▸ **Directions**
Go through the records line by line. Report how many lines contain "accent", with nothing else.

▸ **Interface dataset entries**
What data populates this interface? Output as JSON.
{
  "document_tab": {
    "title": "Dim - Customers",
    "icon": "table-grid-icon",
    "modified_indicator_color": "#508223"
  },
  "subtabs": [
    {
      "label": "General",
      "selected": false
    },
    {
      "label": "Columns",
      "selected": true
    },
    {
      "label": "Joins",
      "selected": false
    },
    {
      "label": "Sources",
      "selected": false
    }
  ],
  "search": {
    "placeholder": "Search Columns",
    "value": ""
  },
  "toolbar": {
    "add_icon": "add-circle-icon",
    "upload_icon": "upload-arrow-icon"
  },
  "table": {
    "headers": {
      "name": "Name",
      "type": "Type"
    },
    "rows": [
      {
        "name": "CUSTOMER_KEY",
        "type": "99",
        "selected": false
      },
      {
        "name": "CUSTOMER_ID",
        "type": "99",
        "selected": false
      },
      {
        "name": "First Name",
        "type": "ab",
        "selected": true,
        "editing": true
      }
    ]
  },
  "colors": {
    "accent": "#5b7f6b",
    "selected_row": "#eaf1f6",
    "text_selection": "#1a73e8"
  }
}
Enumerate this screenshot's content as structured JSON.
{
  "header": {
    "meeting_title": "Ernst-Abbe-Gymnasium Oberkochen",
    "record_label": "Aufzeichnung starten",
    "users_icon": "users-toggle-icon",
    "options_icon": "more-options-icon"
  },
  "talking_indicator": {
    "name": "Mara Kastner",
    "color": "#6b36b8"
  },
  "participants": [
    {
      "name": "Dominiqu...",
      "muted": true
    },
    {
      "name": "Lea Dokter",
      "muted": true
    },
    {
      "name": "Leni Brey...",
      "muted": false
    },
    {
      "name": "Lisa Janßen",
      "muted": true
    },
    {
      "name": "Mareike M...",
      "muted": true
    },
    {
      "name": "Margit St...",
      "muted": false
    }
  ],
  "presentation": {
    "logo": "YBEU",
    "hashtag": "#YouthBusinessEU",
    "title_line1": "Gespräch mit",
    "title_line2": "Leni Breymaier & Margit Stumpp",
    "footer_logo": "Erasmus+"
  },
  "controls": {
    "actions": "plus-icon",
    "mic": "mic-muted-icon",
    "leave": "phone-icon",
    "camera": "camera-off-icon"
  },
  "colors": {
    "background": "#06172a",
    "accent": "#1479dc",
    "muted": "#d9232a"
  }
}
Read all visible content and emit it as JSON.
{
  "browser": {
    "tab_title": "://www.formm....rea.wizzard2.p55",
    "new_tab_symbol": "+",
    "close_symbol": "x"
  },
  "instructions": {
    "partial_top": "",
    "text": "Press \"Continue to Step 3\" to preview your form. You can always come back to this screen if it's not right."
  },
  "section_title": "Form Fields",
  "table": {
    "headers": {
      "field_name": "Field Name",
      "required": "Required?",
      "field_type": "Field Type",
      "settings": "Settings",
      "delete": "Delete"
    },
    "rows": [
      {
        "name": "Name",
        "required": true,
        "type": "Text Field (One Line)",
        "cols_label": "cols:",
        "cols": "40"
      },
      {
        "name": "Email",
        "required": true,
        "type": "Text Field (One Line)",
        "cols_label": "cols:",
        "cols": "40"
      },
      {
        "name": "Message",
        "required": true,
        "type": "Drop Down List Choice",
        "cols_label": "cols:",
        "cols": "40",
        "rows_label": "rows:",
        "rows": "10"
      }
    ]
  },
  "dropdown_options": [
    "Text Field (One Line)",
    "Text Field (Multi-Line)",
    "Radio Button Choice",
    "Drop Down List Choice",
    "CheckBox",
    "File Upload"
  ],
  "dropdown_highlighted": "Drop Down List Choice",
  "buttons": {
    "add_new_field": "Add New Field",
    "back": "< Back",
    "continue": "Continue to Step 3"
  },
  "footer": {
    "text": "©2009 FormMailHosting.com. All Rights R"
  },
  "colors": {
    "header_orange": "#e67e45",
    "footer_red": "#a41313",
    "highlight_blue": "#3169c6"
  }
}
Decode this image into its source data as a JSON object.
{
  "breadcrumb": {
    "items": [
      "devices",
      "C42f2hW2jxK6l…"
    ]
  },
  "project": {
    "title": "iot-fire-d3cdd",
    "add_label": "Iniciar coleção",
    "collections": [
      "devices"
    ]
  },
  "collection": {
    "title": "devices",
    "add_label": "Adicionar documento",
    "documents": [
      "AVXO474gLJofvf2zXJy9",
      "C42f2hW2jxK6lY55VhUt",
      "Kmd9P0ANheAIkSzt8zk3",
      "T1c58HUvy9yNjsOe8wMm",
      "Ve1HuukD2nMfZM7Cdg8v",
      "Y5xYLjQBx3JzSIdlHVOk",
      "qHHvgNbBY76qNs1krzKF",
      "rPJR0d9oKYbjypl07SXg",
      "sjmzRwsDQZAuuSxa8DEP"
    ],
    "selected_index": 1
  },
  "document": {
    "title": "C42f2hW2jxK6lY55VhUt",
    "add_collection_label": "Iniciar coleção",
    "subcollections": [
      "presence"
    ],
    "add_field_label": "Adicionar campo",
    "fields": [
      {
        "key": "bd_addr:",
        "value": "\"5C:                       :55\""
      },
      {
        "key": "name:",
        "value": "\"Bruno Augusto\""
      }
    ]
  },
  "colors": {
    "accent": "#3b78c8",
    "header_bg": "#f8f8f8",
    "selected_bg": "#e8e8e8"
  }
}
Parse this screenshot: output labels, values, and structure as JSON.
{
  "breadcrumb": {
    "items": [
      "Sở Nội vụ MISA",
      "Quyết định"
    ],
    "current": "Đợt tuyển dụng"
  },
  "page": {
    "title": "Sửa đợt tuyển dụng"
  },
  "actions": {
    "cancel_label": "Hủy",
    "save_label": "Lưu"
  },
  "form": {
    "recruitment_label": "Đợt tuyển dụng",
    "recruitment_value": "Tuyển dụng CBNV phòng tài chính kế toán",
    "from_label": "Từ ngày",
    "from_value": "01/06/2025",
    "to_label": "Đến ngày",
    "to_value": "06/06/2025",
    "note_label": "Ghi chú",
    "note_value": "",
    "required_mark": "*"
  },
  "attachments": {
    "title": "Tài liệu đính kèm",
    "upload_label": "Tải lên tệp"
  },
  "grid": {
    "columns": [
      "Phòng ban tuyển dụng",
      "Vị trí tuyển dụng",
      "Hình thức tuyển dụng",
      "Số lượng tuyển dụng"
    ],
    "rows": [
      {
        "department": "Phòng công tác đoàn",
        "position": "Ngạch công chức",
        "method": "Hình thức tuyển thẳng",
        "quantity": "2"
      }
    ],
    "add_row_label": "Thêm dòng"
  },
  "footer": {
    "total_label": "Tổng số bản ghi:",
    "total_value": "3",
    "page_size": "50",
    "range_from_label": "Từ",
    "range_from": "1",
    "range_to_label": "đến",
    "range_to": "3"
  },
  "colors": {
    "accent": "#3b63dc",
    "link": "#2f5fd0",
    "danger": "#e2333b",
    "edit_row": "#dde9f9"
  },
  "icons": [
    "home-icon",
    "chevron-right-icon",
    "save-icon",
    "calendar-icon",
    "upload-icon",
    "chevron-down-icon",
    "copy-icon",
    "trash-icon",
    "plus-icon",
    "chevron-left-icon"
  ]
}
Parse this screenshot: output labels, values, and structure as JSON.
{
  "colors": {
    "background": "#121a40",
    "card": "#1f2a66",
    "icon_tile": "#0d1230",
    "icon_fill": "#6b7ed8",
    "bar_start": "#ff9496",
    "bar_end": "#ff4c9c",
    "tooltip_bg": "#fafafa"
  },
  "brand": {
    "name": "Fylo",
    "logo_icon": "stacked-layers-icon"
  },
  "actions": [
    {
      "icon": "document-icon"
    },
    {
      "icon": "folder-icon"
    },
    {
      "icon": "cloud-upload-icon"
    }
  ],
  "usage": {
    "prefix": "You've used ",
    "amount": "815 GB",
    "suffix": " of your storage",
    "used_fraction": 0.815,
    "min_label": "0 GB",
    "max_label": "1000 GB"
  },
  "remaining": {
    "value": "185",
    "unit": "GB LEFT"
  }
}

▸ **Finished exercise**
4